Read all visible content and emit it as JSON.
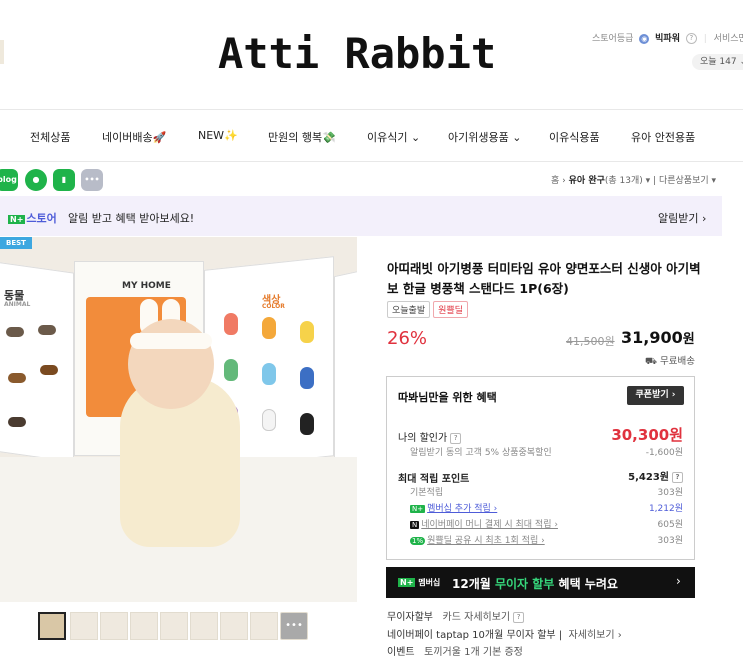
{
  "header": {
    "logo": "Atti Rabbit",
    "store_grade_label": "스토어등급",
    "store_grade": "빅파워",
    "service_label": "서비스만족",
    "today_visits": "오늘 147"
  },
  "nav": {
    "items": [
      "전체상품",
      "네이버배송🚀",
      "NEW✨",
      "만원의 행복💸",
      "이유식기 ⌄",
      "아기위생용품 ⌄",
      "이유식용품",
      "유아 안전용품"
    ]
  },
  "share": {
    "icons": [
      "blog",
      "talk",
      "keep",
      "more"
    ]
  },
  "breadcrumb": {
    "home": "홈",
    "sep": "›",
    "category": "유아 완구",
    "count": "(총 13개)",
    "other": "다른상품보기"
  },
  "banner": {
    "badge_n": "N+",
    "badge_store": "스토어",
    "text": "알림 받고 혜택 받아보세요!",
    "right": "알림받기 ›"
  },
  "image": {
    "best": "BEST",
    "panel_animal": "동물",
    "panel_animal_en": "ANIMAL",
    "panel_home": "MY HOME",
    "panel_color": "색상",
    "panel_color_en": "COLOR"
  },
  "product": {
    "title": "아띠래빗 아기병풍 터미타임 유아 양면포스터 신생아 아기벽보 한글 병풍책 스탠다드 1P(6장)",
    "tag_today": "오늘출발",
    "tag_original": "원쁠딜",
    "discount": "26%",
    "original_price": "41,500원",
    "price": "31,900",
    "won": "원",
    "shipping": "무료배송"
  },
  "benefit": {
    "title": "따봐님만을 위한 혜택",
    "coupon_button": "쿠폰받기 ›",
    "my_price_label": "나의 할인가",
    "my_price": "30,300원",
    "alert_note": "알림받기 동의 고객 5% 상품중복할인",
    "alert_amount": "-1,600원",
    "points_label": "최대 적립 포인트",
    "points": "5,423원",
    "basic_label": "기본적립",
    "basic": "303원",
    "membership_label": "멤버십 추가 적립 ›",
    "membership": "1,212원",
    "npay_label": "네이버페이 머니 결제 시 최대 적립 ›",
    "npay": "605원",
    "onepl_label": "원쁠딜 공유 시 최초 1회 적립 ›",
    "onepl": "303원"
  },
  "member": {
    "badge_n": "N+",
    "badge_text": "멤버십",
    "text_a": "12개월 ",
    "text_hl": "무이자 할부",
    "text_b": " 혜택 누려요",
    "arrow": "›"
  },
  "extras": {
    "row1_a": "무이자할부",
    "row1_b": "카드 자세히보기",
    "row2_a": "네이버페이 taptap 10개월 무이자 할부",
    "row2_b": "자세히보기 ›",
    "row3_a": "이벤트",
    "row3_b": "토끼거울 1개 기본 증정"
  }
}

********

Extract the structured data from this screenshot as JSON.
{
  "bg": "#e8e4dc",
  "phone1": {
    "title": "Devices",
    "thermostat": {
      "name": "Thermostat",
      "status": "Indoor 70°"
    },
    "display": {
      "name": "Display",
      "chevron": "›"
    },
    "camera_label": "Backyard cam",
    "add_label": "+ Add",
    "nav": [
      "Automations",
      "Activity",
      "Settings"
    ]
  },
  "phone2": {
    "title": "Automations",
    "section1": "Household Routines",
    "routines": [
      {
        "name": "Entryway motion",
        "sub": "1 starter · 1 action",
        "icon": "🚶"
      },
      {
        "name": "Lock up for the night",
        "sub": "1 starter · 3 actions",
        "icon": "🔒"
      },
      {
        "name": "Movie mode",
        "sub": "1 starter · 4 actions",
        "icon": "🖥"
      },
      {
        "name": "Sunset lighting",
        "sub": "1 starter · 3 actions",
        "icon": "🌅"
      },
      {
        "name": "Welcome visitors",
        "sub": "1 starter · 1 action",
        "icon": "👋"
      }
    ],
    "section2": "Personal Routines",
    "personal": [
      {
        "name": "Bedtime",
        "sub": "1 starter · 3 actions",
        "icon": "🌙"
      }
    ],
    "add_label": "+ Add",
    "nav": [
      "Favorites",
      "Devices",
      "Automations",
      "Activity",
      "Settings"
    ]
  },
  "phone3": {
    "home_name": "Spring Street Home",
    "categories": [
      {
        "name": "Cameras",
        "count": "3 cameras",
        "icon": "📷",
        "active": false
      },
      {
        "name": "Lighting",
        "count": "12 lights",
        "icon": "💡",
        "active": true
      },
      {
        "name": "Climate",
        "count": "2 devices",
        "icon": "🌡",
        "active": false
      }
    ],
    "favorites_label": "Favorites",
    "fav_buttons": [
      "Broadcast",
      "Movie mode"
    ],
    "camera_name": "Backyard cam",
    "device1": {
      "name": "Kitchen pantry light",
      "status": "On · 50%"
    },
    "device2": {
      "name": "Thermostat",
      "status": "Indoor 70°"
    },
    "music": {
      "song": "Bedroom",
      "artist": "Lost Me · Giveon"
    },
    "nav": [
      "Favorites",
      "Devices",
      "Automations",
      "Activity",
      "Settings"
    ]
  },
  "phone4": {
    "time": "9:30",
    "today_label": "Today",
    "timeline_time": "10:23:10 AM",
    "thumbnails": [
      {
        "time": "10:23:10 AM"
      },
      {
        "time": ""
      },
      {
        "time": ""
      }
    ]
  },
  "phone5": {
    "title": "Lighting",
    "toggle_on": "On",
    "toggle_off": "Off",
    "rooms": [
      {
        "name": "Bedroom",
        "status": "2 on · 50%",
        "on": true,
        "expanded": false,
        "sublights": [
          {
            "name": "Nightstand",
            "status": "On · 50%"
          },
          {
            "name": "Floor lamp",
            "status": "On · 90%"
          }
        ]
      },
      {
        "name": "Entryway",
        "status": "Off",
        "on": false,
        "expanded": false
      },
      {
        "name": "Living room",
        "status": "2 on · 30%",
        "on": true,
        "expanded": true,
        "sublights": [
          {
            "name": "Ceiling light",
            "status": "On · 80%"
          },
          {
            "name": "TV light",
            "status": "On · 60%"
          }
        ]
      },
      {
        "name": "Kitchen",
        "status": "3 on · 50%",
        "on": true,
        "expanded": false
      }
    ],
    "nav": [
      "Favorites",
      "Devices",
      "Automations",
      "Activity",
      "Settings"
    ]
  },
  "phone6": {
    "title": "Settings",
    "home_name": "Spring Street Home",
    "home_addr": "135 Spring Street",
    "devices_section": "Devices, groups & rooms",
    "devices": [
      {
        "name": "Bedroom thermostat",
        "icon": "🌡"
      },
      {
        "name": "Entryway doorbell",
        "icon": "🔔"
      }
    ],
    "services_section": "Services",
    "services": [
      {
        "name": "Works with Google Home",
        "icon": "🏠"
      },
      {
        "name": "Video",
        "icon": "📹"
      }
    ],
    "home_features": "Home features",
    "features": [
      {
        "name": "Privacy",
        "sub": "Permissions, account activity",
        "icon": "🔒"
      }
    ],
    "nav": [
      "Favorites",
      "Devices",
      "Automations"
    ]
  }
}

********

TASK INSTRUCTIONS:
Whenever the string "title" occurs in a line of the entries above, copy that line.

SOLUTION:
    "title": "아띠래빗 아기병풍 터미타임 유아 양면포스터 신생아 아기벽보 한글 병풍책 스탠다드 1P(6장)",
    "title": "따봐님만을 위한 혜택",
    "title": "Devices",
    "title": "Automations",
    "title": "Lighting",
    "title": "Settings",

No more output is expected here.